The origins of genius hour are pretty simple. In Daniel Pink’s book Drive, he discusses some insightful research about motivation. He cites three key areas that are most effective in motivating people (and students): autonomy, mastery, and purpose. He asserts that traditional incentives for behavior—things like rewards and punishments—only work with certain types of tasks, like rote learning or repetitive tasks. For tasks that require depth of thinking, creativity, and problem solving, we are much more motivated by having a sense of purpose, a feeling of autonomy, and a hope of mastery.
As No Child Left Behind has faded in the past few years, some of our emphasis on the rote knowledge that was required on standardized tests has waned. We are now in an era when we hope students can exhibit 21st century skills by thinking critically, solving problems, working as a team, and demonstrating emotional intelligence and soft skills.
Letting Students Shine
This is where genius hour comes in. Educators have taken the concepts of Pink’s research and applied it to the classroom. The concept of genius hour is to provide each student with an opportunity to share their gifts and somehow demonstrate their knowledge and passion for learning. Some of these basic philosophies are important to know if teachers are ready to get started with genius hour. If administrators or parents question the use of time for something like this, teachers have to be able to articulate the basic tenets.

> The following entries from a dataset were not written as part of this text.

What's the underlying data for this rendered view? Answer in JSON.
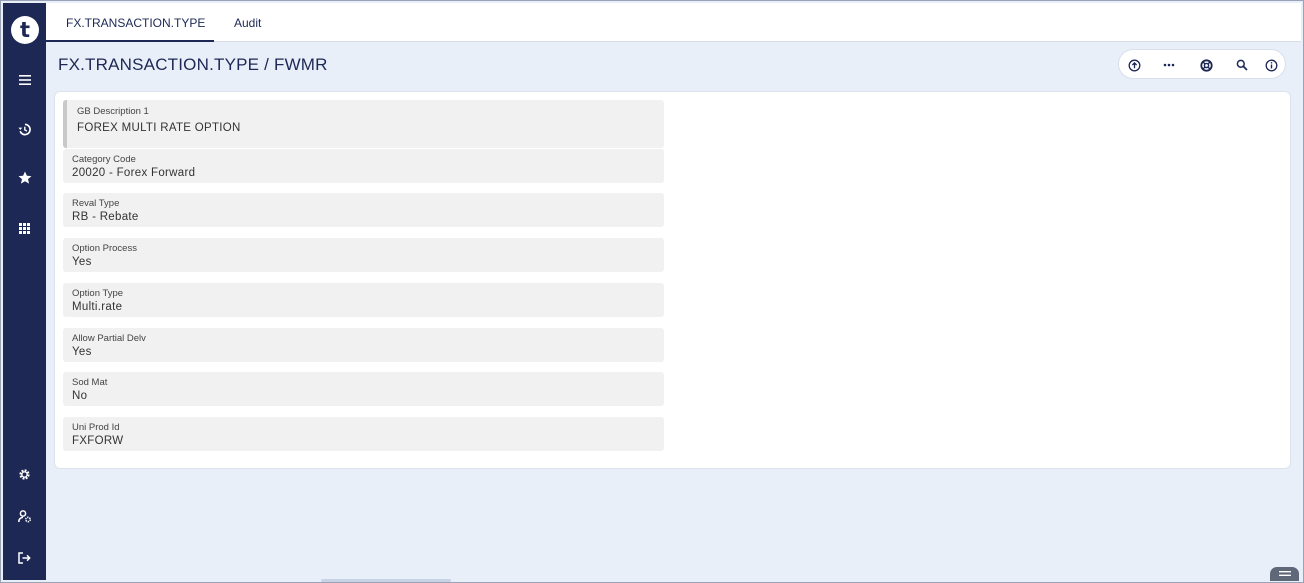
{
  "app": {
    "logo_letter": "t",
    "accent_color": "#1d2855"
  },
  "tabs": [
    {
      "label": "FX.TRANSACTION.TYPE",
      "active": true
    },
    {
      "label": "Audit",
      "active": false
    }
  ],
  "page": {
    "title": "FX.TRANSACTION.TYPE / FWMR"
  },
  "sidebar": {
    "items": [
      {
        "icon": "menu-icon"
      },
      {
        "icon": "history-icon"
      },
      {
        "icon": "star-icon"
      },
      {
        "icon": "apps-grid-icon"
      },
      {
        "icon": "settings-icon"
      },
      {
        "icon": "user-settings-icon"
      },
      {
        "icon": "logout-icon"
      }
    ]
  },
  "toolbar": {
    "icons": [
      "upload-icon",
      "more-icon",
      "help-icon",
      "search-icon",
      "info-icon"
    ]
  },
  "fields": [
    {
      "label": "GB Description 1",
      "value": "FOREX MULTI RATE OPTION"
    },
    {
      "label": "Category Code",
      "value": "20020 - Forex Forward"
    },
    {
      "label": "Reval Type",
      "value": "RB - Rebate"
    },
    {
      "label": "Option Process",
      "value": "Yes"
    },
    {
      "label": "Option Type",
      "value": "Multi.rate"
    },
    {
      "label": "Allow Partial Delv",
      "value": "Yes"
    },
    {
      "label": "Sod Mat",
      "value": "No"
    },
    {
      "label": "Uni Prod Id",
      "value": "FXFORW"
    }
  ]
}
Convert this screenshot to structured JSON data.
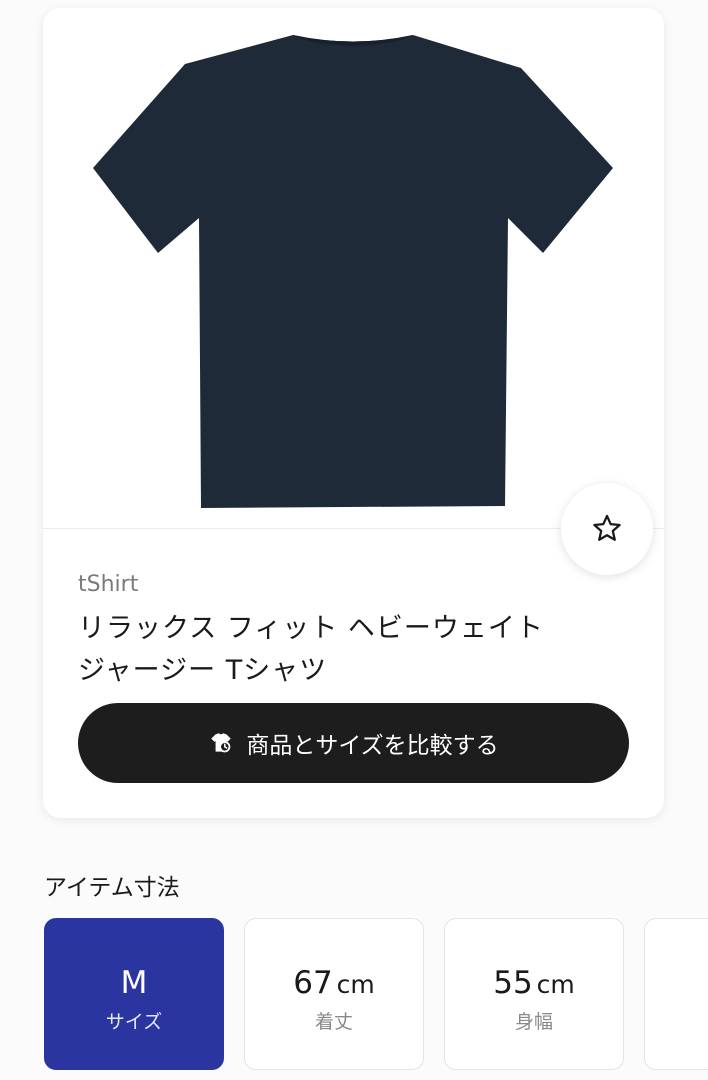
{
  "product": {
    "category": "tShirt",
    "title_line1": "リラックス フィット ヘビーウェイト",
    "title_line2": "ジャージー Tシャツ",
    "compare_label": "商品とサイズを比較する",
    "image_alt": "navy t-shirt",
    "shirt_color": "#1f2a38"
  },
  "icons": {
    "favorite": "star-outline-icon",
    "compare": "tshirt-icon"
  },
  "measurements": {
    "section_title": "アイテム寸法",
    "items": [
      {
        "value": "M",
        "unit": "",
        "label": "サイズ"
      },
      {
        "value": "67",
        "unit": "cm",
        "label": "着丈"
      },
      {
        "value": "55",
        "unit": "cm",
        "label": "身幅"
      }
    ]
  },
  "colors": {
    "accent": "#2b35a0",
    "button_bg": "#1d1d1d"
  }
}
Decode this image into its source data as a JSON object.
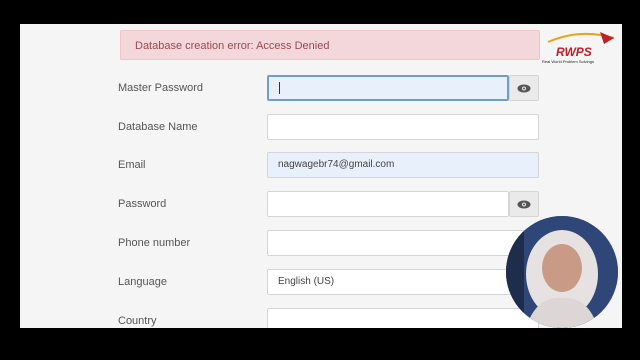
{
  "alert": {
    "text": "Database creation error: Access Denied"
  },
  "form": {
    "master_password_label": "Master Password",
    "database_name_label": "Database Name",
    "email_label": "Email",
    "email_value": "nagwagebr74@gmail.com",
    "password_label": "Password",
    "phone_label": "Phone number",
    "language_label": "Language",
    "language_value": "English (US)",
    "country_label": "Country"
  },
  "overlay": {
    "logo_text": "RWPS",
    "logo_subtext": "Real World Problem Solvings"
  },
  "colors": {
    "alert_bg": "#f3d7da",
    "alert_text": "#9a4a52",
    "focus_border": "#6f9fc9",
    "logo_red": "#c0202a"
  },
  "icons": {
    "password_toggle": "eye-icon"
  }
}
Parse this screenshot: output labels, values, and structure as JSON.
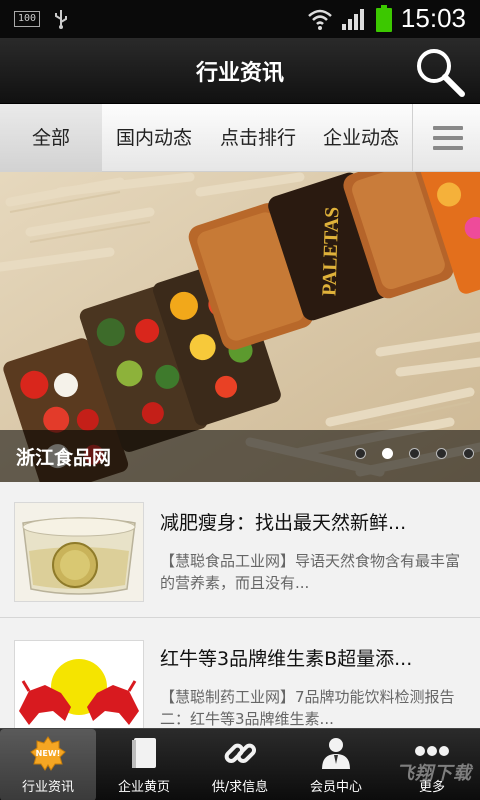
{
  "status_bar": {
    "battery_left_label": "100",
    "time": "15:03"
  },
  "header": {
    "title": "行业资讯"
  },
  "tabs": [
    {
      "label": "全部",
      "active": true
    },
    {
      "label": "国内动态",
      "active": false
    },
    {
      "label": "点击排行",
      "active": false
    },
    {
      "label": "企业动态",
      "active": false
    }
  ],
  "banner": {
    "caption": "浙江食品网",
    "image_text": "PALETAS",
    "slide_count": 5,
    "active_slide_index": 1
  },
  "news": [
    {
      "title": "减肥瘦身：找出最天然新鲜...",
      "summary": "【慧聪食品工业网】导语天然食物含有最丰富的营养素，而且没有...",
      "thumb": "lemon-water-glass"
    },
    {
      "title": "红牛等3品牌维生素B超量添...",
      "summary": "【慧聪制药工业网】7品牌功能饮料检测报告二：红牛等3品牌维生素...",
      "thumb": "red-bull-logo"
    }
  ],
  "bottom_nav": [
    {
      "label": "行业资讯",
      "icon": "new-badge-icon",
      "active": true
    },
    {
      "label": "企业黄页",
      "icon": "book-icon",
      "active": false
    },
    {
      "label": "供/求信息",
      "icon": "link-icon",
      "active": false
    },
    {
      "label": "会员中心",
      "icon": "member-icon",
      "active": false
    },
    {
      "label": "更多",
      "icon": "more-dots-icon",
      "active": false
    }
  ],
  "watermark": "飞翔下载",
  "colors": {
    "header_bg": "#1a1a1a",
    "tab_bg": "#f0f0f0",
    "battery_green": "#3cc800",
    "caption_overlay": "#000000"
  }
}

The premise of genius hour is basic to understand, but can be a little complex or overwhelming to actually put into practice. We all want students to learn at a deep level and be highly motivated in doing so. The trick comes in that we have limited resources, limited time, and a finite number of standards we have to teach within schools. So, how do we make all this work and do so in a way that is meaningful for kids and beneficial for the school?
I've experienced some teachers dabbling in genius hour with some successes and some failures, so I thought this would be a good opportunity to share some insight into what might make this work best. Each teacher will know what they are most comfortable with and what they have time to do.
Bringing Genius Hour to Your Classroom
First, consider the standards—it should always start with the standards teachers must follow. Classroom content must adhere to the guidelines set forth by the state or the nation when it comes to what students are learning. For good or bad, our students are measured on what they know about this set of skills, so we must use this as a starting point and work from there when it comes to everything we do in schools. This isn’t to say that we limit student learning to the standards only—there are other indicators that we can embed within our teaching that help our students prepare for the future. I would contend that genius hour offers a great platform to teach other skills like perseverance, grit, critical thinking, and problem solving.
Second, it is important to know where genius hour fits into the schedule. Schedules drive what we do, so there needs to be a strategic approach to when and how this can happen in the classroom. The 20% of the week that Pink discusses in his book for “FedEx” time may not be realistic (this article is an interesting take on how this looks in schools), but it does make sense to use large chunks of time for genius hour. However, inclusion support, specials schedules, and other “fixed” times could make this a challenge.
Third, when it comes to the activity going on during genius hour, the teacher must be honest with themself about how broad students are going to be able to be. To have a 100% sense of mastery and autonomy may not be possible based on resources available and what the student is interested in.
The belief that all kids can accomplish great things if we give them the freedom—and they have the motivation—lies within the heart of the concept of genius hour. If these considerations “wet your whistle” for what genius hour is all about, look for the second part of this blog series coming out soon. Make sure you subscribe to our Educator blog so you don’t miss it!